Shortly after publication, the book that started a spark grew into a flame for more than 35 environmental organizations in the Greater Cincinnati area including The Cincinnati Zoo, Cincinnati Parks, Cincinnati Nature Center and Greater Cincinnati Environmental Educators. In 2006, these organizations came together to establish Leave No Child Inside — Greater Cincinnati (LNCI), which describes itself as “a collaboration of individuals and organizations working to connect Greater Cincinnati’s children with nature for their physical, mental and emotional health.” As the first collaborative to come together on this issue in the nation, through their help, more and more kids in Cincinnati — and America — are finally stepping out of the house, away from the TV screen and into the outdoors.
LNCI has initiated some extremely successful projects during its seven years in existence. Its leaders recently coordinated with Cincinnati Public Schools’ “5th Quarter” system, which supports community organized summer learning. LNCI organized 5th Quarter’s enrichment program and educated childcare teachers and directors in order to help them help kids experience nature every day through activities such as outdoor learning or nature-based field trips.
“Because 55 percent of kids under the age of 6 are in childcare, we wanted to get the message out about children and nature, and also help instructors, teachers and schools to rethink the designs of their facilities,” Betsy Townsend, co-chair of LNCI, says about the 5th Quarter project.
“We gave them examples from a really small to a really large scale.”

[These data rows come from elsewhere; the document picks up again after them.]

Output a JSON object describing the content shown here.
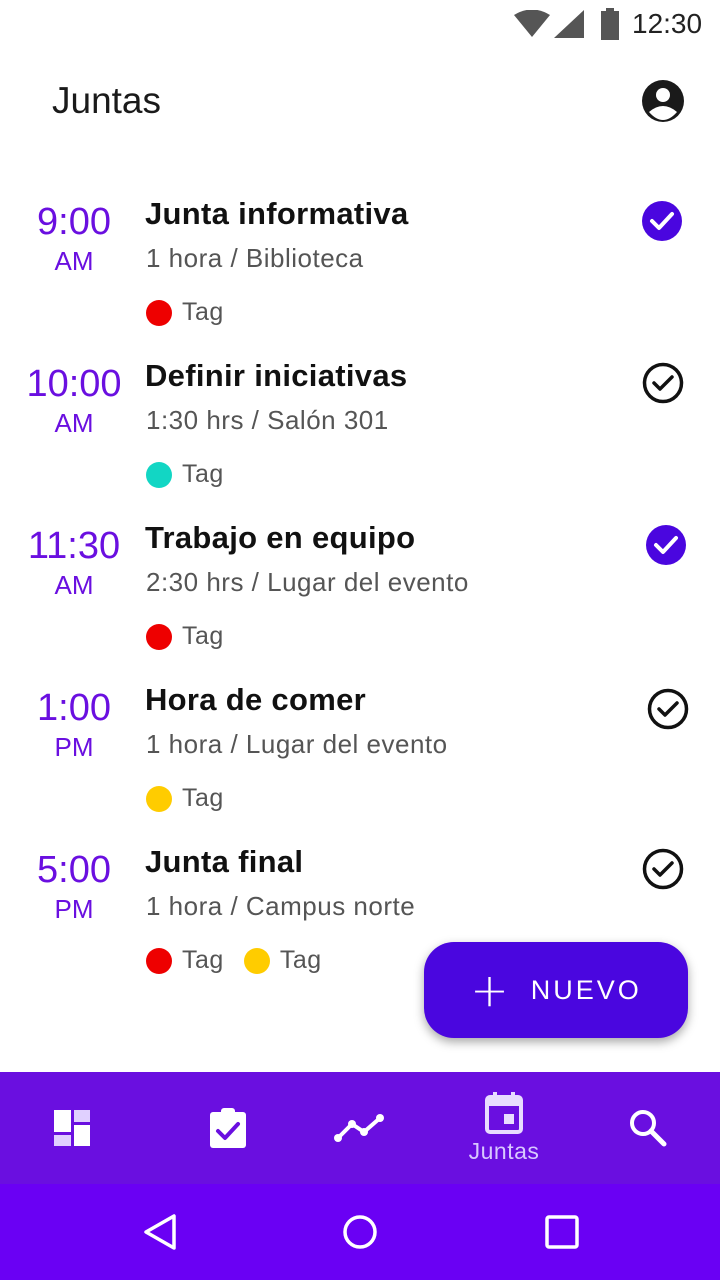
{
  "status_bar": {
    "time": "12:30",
    "icons": [
      "wifi-icon",
      "signal-icon",
      "battery-icon"
    ]
  },
  "app_bar": {
    "title": "Juntas",
    "account_icon": "account-circle-icon"
  },
  "meetings": [
    {
      "time": "9:00",
      "ampm": "AM",
      "title": "Junta informativa",
      "detail": "1 hora / Biblioteca",
      "tags": [
        {
          "label": "Tag",
          "color": "#ee0000"
        }
      ],
      "checked": true
    },
    {
      "time": "10:00",
      "ampm": "AM",
      "title": "Definir iniciativas",
      "detail": "1:30 hrs / Salón 301",
      "tags": [
        {
          "label": "Tag",
          "color": "#12d6c4"
        }
      ],
      "checked": false
    },
    {
      "time": "11:30",
      "ampm": "AM",
      "title": "Trabajo en equipo",
      "detail": "2:30 hrs / Lugar del evento",
      "tags": [
        {
          "label": "Tag",
          "color": "#ee0000"
        }
      ],
      "checked": true
    },
    {
      "time": "1:00",
      "ampm": "PM",
      "title": "Hora de comer",
      "detail": "1 hora / Lugar del evento",
      "tags": [
        {
          "label": "Tag",
          "color": "#ffcc00"
        }
      ],
      "checked": false
    },
    {
      "time": "5:00",
      "ampm": "PM",
      "title": "Junta final",
      "detail": "1 hora / Campus norte",
      "tags": [
        {
          "label": "Tag",
          "color": "#ee0000"
        },
        {
          "label": "Tag",
          "color": "#ffcc00"
        }
      ],
      "checked": false
    }
  ],
  "fab": {
    "label": "NUEVO",
    "icon": "plus-icon"
  },
  "bottom_nav": {
    "items": [
      {
        "icon": "dashboard-icon",
        "label": ""
      },
      {
        "icon": "assignment-check-icon",
        "label": ""
      },
      {
        "icon": "trending-icon",
        "label": ""
      },
      {
        "icon": "calendar-icon",
        "label": "Juntas",
        "active": true
      },
      {
        "icon": "search-icon",
        "label": ""
      }
    ]
  },
  "system_nav": [
    "back-icon",
    "home-icon",
    "recents-icon"
  ],
  "colors": {
    "accent": "#6a0fe0",
    "fab": "#4a06df",
    "check_filled": "#4a06df",
    "system_nav": "#6a00f4"
  }
}
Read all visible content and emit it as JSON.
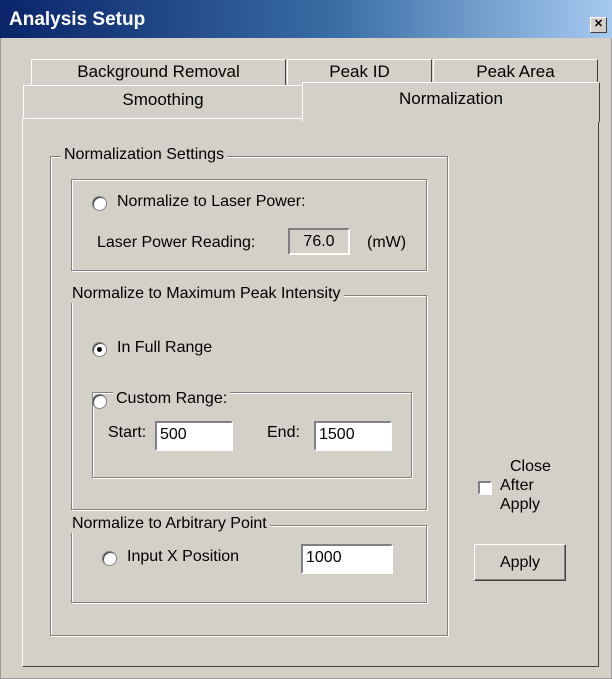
{
  "window": {
    "title": "Analysis Setup",
    "close_glyph": "✕"
  },
  "tabs": {
    "background_removal": "Background Removal",
    "peak_id": "Peak ID",
    "peak_area": "Peak Area",
    "smoothing": "Smoothing",
    "normalization": "Normalization",
    "active": "Normalization"
  },
  "normalization_settings": {
    "legend": "Normalization Settings",
    "laser": {
      "radio_label": "Normalize to Laser Power:",
      "selected": false,
      "reading_label": "Laser Power Reading:",
      "reading_value": "76.0",
      "unit": "(mW)"
    },
    "max_peak": {
      "legend": "Normalize to Maximum Peak Intensity",
      "full_range_label": "In Full Range",
      "full_range_selected": true,
      "custom_range_label": "Custom Range:",
      "custom_range_selected": false,
      "start_label": "Start:",
      "start_value": "500",
      "end_label": "End:",
      "end_value": "1500"
    },
    "arbitrary": {
      "legend": "Normalize to Arbitrary Point",
      "radio_label": "Input X Position",
      "selected": false,
      "value": "1000"
    }
  },
  "close_after_apply": {
    "line1": "Close",
    "line2": "After",
    "line3": "Apply",
    "checked": false
  },
  "apply_button": "Apply"
}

Other projects include Cincinnati’s Public Schools’ “Safe Route to School” program, as well as area organizations’ work to create a program called “Nearby Nature.” The Safe Route to School program engages the community, teachers and parents in creating safe routes for children to walk or bike to school by identifying green space as well as facilitating volunteer trail construction. This not only gets kids moving, but also reduces transportation costs and improves neighborhoods.
Nearby Nature is another LNCI collaborative project that has worked to ensure kids have access to nature every day. “Not all schools have green space, and some have only a wide-open lawn with no shade,” Townsend says. “So, to enable enrichment activities to take place outdoors, many of our partners make their locations available for school outreach programs.” In the Greater Cincinnati area, LNCI has identified more than 40 new outdoor play spaces for children that have been created during the past five years.
Along with their past successes, the members of LNCI have instituted some new collaborations and seen some new establishments throughout the area that they are especially excited about. The Green Umbrella is an association that defines itself as “an alliance of organizations in the Ohio, Kentucky and Indiana Tristate region working to preserve the region’s green space.” They have action teams that put an emphasis on specific areas of sustainability: energy conservation and efficiency, land, local food, renewable energy, transportation, waste reduction, water and, the item the LNCI is specifically excited about, outdoor recreation and nature awareness.
“The outdoor recreation and nature awareness program helps people who already like nature to figure out where to go to get more of it,” says Connie O’Connor, education director of the Cincinnati Nature Center. “And also help people who might not know how important nature is see how valuable it can be in their lives.”
“Meet Me Outdoors” is a Green Umbrella action team dedicated to raising outdoor and nature awareness. Realizing all of the objective similarities, LNCI and Meet Me Outdoors are now collaborating to create the website, meetmeoutdoors.org, which will soon list all outdoor activities and happenings throughout the region.
The effect that Last Child in the Woods had on Townsend and other members of LNCI was, no doubt, revolutionizing. A stepmother, Townsend could see firsthand the influence that lack of outside play had on a child, and she strived to make a change.
“I observed the changes in childhood from when I was a child, and I was worried about it,” Townsend says. “After reading this book I decided that people need to know — need to know what this absence of nature is related to, and that a huge change had to be made. Being a stepparent, I needed hard, statistical proof to show that this type of change would be good. And that’s exactly what this book gave me. ... I just want people to realize that every single person — whether parent, grandparent, Sunday school teacher — can get their child out and can spread the message. It just starts with one.”
For more information, visit lncigc.org.